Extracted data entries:

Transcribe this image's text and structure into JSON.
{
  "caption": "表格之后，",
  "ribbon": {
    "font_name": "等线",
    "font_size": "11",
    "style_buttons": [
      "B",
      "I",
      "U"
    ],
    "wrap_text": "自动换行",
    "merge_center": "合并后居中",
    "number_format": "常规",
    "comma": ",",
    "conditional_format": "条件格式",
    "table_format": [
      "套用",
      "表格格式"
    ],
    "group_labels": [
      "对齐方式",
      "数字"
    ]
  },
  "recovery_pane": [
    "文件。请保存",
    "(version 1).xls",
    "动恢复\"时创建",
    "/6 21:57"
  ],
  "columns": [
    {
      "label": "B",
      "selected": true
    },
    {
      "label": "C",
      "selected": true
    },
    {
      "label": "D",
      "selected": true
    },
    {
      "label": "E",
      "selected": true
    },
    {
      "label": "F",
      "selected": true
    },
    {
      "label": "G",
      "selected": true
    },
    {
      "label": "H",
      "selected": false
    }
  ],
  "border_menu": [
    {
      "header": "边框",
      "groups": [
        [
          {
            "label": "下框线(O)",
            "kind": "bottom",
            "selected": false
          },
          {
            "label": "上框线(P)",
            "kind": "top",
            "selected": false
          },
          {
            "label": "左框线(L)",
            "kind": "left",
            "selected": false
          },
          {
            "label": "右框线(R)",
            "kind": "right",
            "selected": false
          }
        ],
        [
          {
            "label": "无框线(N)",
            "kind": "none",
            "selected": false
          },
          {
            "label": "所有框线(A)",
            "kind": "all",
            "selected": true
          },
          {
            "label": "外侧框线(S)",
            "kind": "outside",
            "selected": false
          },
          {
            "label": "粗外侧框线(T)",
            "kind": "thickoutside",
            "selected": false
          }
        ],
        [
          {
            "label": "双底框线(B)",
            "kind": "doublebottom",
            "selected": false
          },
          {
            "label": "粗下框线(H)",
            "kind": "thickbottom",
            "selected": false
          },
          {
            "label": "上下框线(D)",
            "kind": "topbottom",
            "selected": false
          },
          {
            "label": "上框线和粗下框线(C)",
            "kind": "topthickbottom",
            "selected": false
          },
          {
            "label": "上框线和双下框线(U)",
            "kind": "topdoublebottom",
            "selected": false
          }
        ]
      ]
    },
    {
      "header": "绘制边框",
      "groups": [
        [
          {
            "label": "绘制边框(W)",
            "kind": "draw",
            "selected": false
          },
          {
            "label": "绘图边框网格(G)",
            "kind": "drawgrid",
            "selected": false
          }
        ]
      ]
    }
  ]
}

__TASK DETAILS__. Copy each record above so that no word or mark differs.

__TASK OUTPUT__.
Transcribe this image's text and structure into JSON.
{
  "caption": "表格之后，",
  "ribbon": {
    "font_name": "等线",
    "font_size": "11",
    "style_buttons": [
      "B",
      "I",
      "U"
    ],
    "wrap_text": "自动换行",
    "merge_center": "合并后居中",
    "number_format": "常规",
    "comma": ",",
    "conditional_format": "条件格式",
    "table_format": [
      "套用",
      "表格格式"
    ],
    "group_labels": [
      "对齐方式",
      "数字"
    ]
  },
  "recovery_pane": [
    "文件。请保存",
    "(version 1).xls",
    "动恢复\"时创建",
    "/6 21:57"
  ],
  "columns": [
    {
      "label": "B",
      "selected": true
    },
    {
      "label": "C",
      "selected": true
    },
    {
      "label": "D",
      "selected": true
    },
    {
      "label": "E",
      "selected": true
    },
    {
      "label": "F",
      "selected": true
    },
    {
      "label": "G",
      "selected": true
    },
    {
      "label": "H",
      "selected": false
    }
  ],
  "border_menu": [
    {
      "header": "边框",
      "groups": [
        [
          {
            "label": "下框线(O)",
            "kind": "bottom",
            "selected": false
          },
          {
            "label": "上框线(P)",
            "kind": "top",
            "selected": false
          },
          {
            "label": "左框线(L)",
            "kind": "left",
            "selected": false
          },
          {
            "label": "右框线(R)",
            "kind": "right",
            "selected": false
          }
        ],
        [
          {
            "label": "无框线(N)",
            "kind": "none",
            "selected": false
          },
          {
            "label": "所有框线(A)",
            "kind": "all",
            "selected": true
          },
          {
            "label": "外侧框线(S)",
            "kind": "outside",
            "selected": false
          },
          {
            "label": "粗外侧框线(T)",
            "kind": "thickoutside",
            "selected": false
          }
        ],
        [
          {
            "label": "双底框线(B)",
            "kind": "doublebottom",
            "selected": false
          },
          {
            "label": "粗下框线(H)",
            "kind": "thickbottom",
            "selected": false
          },
          {
            "label": "上下框线(D)",
            "kind": "topbottom",
            "selected": false
          },
          {
            "label": "上框线和粗下框线(C)",
            "kind": "topthickbottom",
            "selected": false
          },
          {
            "label": "上框线和双下框线(U)",
            "kind": "topdoublebottom",
            "selected": false
          }
        ]
      ]
    },
    {
      "header": "绘制边框",
      "groups": [
        [
          {
            "label": "绘制边框(W)",
            "kind": "draw",
            "selected": false
          },
          {
            "label": "绘图边框网格(G)",
            "kind": "drawgrid",
            "selected": false
          }
        ]
      ]
    }
  ]
}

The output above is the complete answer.